__Work to be completed__:
This exercise asks for the records to be retyped exactly as they read.

━━━━━ Input

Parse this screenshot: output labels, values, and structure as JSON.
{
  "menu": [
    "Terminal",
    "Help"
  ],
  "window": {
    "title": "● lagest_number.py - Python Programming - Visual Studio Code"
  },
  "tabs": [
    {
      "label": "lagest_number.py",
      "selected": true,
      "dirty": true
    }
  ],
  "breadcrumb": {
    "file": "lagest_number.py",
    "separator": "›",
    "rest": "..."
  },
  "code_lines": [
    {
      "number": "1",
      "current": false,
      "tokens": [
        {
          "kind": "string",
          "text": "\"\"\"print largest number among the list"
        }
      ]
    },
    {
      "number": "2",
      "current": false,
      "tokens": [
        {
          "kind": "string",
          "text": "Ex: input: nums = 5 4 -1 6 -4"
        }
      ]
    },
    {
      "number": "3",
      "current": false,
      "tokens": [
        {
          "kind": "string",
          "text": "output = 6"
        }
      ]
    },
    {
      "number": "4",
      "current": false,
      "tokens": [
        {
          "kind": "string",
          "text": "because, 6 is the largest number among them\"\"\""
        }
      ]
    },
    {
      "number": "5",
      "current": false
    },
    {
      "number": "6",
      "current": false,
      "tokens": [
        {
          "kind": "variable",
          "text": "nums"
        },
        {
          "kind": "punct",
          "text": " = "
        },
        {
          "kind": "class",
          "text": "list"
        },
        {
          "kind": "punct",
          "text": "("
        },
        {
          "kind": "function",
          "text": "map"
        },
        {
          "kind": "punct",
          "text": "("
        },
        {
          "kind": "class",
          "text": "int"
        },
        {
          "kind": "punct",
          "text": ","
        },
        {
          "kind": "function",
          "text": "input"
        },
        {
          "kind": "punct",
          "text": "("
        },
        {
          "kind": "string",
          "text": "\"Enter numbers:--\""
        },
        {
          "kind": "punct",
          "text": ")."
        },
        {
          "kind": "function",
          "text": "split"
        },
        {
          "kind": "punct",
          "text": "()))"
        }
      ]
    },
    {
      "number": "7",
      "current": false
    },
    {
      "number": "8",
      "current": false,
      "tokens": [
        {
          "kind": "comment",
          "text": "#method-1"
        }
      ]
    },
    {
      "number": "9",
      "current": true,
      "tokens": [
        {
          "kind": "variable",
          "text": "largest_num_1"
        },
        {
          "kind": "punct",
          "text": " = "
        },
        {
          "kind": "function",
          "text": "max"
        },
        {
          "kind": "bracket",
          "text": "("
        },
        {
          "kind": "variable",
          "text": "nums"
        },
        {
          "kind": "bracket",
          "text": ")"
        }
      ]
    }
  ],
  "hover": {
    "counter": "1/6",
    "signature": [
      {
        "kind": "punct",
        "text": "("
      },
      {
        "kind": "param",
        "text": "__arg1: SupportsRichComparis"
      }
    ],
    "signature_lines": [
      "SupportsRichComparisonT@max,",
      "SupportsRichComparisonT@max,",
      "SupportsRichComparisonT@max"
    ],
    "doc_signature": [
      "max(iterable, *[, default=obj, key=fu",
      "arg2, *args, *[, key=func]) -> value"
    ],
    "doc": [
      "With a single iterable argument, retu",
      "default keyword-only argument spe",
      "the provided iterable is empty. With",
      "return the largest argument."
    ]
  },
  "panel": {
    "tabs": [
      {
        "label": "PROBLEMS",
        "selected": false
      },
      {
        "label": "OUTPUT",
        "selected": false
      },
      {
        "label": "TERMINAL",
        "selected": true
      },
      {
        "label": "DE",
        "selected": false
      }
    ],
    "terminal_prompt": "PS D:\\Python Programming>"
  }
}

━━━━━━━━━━

__Result below__:
Parse this screenshot: output labels, values, and structure as JSON.
{
  "menu": [
    "Terminal",
    "Help"
  ],
  "window": {
    "title": "● lagest_number.py - Python Programming - Visual Studio Code"
  },
  "tabs": [
    {
      "label": "lagest_number.py",
      "selected": true,
      "dirty": true
    }
  ],
  "breadcrumb": {
    "file": "lagest_number.py",
    "separator": "›",
    "rest": "..."
  },
  "code_lines": [
    {
      "number": "1",
      "current": false,
      "tokens": [
        {
          "kind": "string",
          "text": "\"\"\"print largest number among the list"
        }
      ]
    },
    {
      "number": "2",
      "current": false,
      "tokens": [
        {
          "kind": "string",
          "text": "Ex: input: nums = 5 4 -1 6 -4"
        }
      ]
    },
    {
      "number": "3",
      "current": false,
      "tokens": [
        {
          "kind": "string",
          "text": "output = 6"
        }
      ]
    },
    {
      "number": "4",
      "current": false,
      "tokens": [
        {
          "kind": "string",
          "text": "because, 6 is the largest number among them\"\"\""
        }
      ]
    },
    {
      "number": "5",
      "current": false
    },
    {
      "number": "6",
      "current": false,
      "tokens": [
        {
          "kind": "variable",
          "text": "nums"
        },
        {
          "kind": "punct",
          "text": " = "
        },
        {
          "kind": "class",
          "text": "list"
        },
        {
          "kind": "punct",
          "text": "("
        },
        {
          "kind": "function",
          "text": "map"
        },
        {
          "kind": "punct",
          "text": "("
        },
        {
          "kind": "class",
          "text": "int"
        },
        {
          "kind": "punct",
          "text": ","
        },
        {
          "kind": "function",
          "text": "input"
        },
        {
          "kind": "punct",
          "text": "("
        },
        {
          "kind": "string",
          "text": "\"Enter numbers:--\""
        },
        {
          "kind": "punct",
          "text": ")."
        },
        {
          "kind": "function",
          "text": "split"
        },
        {
          "kind": "punct",
          "text": "()))"
        }
      ]
    },
    {
      "number": "7",
      "current": false
    },
    {
      "number": "8",
      "current": false,
      "tokens": [
        {
          "kind": "comment",
          "text": "#method-1"
        }
      ]
    },
    {
      "number": "9",
      "current": true,
      "tokens": [
        {
          "kind": "variable",
          "text": "largest_num_1"
        },
        {
          "kind": "punct",
          "text": " = "
        },
        {
          "kind": "function",
          "text": "max"
        },
        {
          "kind": "bracket",
          "text": "("
        },
        {
          "kind": "variable",
          "text": "nums"
        },
        {
          "kind": "bracket",
          "text": ")"
        }
      ]
    }
  ],
  "hover": {
    "counter": "1/6",
    "signature": [
      {
        "kind": "punct",
        "text": "("
      },
      {
        "kind": "param",
        "text": "__arg1: SupportsRichComparis"
      }
    ],
    "signature_lines": [
      "SupportsRichComparisonT@max,",
      "SupportsRichComparisonT@max,",
      "SupportsRichComparisonT@max"
    ],
    "doc_signature": [
      "max(iterable, *[, default=obj, key=fu",
      "arg2, *args, *[, key=func]) -> value"
    ],
    "doc": [
      "With a single iterable argument, retu",
      "default keyword-only argument spe",
      "the provided iterable is empty. With",
      "return the largest argument."
    ]
  },
  "panel": {
    "tabs": [
      {
        "label": "PROBLEMS",
        "selected": false
      },
      {
        "label": "OUTPUT",
        "selected": false
      },
      {
        "label": "TERMINAL",
        "selected": true
      },
      {
        "label": "DE",
        "selected": false
      }
    ],
    "terminal_prompt": "PS D:\\Python Programming>"
  }
}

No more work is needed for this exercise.